| Assigned task |
Whenever the word "Component" appears in a line of the listing, copy that line.

☆ ☆ ☆ ☆ ☆

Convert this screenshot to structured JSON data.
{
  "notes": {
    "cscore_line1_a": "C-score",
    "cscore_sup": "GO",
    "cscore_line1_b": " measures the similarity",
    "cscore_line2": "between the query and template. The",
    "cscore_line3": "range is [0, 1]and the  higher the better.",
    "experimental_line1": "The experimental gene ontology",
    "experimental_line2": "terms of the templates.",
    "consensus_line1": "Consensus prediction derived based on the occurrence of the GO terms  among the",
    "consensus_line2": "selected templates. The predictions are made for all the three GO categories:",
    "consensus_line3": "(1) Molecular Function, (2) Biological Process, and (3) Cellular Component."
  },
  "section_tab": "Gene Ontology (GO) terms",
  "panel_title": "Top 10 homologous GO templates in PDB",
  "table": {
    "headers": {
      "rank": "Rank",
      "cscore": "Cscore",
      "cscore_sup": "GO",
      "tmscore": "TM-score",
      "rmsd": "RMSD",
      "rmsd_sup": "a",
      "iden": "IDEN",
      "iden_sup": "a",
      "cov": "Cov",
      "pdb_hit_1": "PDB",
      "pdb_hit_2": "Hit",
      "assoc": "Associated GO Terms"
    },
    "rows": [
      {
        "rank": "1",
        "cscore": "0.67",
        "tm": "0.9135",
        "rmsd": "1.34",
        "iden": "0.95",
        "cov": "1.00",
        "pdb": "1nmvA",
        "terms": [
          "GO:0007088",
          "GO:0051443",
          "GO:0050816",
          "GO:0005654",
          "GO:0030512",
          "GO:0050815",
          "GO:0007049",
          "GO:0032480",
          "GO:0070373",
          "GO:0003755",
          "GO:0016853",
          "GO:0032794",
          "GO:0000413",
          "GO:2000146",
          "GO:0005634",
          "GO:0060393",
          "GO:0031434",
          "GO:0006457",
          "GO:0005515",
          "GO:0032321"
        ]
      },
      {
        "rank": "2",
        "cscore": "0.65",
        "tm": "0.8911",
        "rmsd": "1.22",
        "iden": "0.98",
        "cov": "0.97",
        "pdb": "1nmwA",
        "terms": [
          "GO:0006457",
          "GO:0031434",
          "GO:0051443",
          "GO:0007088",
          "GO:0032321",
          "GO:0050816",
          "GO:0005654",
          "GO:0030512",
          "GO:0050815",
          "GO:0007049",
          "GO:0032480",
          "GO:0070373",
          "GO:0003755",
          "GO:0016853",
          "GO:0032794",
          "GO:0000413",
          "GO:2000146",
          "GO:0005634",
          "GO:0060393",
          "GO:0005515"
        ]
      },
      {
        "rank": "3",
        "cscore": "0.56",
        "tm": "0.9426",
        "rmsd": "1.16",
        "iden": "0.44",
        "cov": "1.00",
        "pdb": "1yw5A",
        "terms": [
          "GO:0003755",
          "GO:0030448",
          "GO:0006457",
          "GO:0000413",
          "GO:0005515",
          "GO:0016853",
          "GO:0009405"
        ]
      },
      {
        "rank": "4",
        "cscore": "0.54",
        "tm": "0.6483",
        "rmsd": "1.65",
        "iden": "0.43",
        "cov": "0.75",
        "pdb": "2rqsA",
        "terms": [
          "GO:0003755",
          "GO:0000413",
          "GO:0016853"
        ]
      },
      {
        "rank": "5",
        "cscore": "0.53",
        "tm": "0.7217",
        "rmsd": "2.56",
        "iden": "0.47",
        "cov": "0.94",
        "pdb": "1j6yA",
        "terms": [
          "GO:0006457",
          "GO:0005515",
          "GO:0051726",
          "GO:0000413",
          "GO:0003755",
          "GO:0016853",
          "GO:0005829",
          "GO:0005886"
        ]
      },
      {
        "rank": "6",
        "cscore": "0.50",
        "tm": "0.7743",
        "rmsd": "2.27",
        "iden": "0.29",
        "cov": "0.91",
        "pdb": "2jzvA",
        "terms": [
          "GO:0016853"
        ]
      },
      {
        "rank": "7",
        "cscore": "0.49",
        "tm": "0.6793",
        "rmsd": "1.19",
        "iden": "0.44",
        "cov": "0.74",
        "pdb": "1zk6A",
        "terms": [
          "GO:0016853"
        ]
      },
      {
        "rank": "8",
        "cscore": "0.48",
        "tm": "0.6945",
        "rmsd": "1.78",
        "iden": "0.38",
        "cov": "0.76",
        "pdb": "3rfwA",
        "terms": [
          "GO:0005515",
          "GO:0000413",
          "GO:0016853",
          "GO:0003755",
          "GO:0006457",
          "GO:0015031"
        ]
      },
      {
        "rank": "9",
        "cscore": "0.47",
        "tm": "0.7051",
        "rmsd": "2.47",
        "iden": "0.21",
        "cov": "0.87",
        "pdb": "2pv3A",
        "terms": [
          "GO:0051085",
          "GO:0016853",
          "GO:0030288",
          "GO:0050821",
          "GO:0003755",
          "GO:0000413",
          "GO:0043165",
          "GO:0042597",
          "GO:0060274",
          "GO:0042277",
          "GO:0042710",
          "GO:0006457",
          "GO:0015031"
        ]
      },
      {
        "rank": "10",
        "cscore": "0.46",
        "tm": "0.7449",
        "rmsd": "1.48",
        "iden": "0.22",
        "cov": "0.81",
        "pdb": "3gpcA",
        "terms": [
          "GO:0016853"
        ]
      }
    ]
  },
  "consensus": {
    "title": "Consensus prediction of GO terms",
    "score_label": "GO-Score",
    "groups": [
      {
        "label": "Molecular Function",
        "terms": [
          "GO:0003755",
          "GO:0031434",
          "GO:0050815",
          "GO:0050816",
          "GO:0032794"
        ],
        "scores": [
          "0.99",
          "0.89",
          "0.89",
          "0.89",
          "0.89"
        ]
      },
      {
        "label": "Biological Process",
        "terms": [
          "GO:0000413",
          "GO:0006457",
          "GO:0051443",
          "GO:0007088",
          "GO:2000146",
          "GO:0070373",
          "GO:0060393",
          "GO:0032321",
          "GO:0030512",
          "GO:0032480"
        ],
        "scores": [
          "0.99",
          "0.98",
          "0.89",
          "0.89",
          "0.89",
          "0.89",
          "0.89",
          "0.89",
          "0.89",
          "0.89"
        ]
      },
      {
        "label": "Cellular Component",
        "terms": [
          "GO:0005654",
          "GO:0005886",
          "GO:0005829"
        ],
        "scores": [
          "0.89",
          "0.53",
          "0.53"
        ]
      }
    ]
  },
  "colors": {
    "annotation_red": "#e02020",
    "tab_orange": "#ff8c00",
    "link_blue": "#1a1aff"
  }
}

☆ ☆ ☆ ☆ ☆

| Answer space |
    "consensus_line3": "(1) Molecular Function, (2) Biological Process, and (3) Cellular Component."
        "label": "Cellular Component",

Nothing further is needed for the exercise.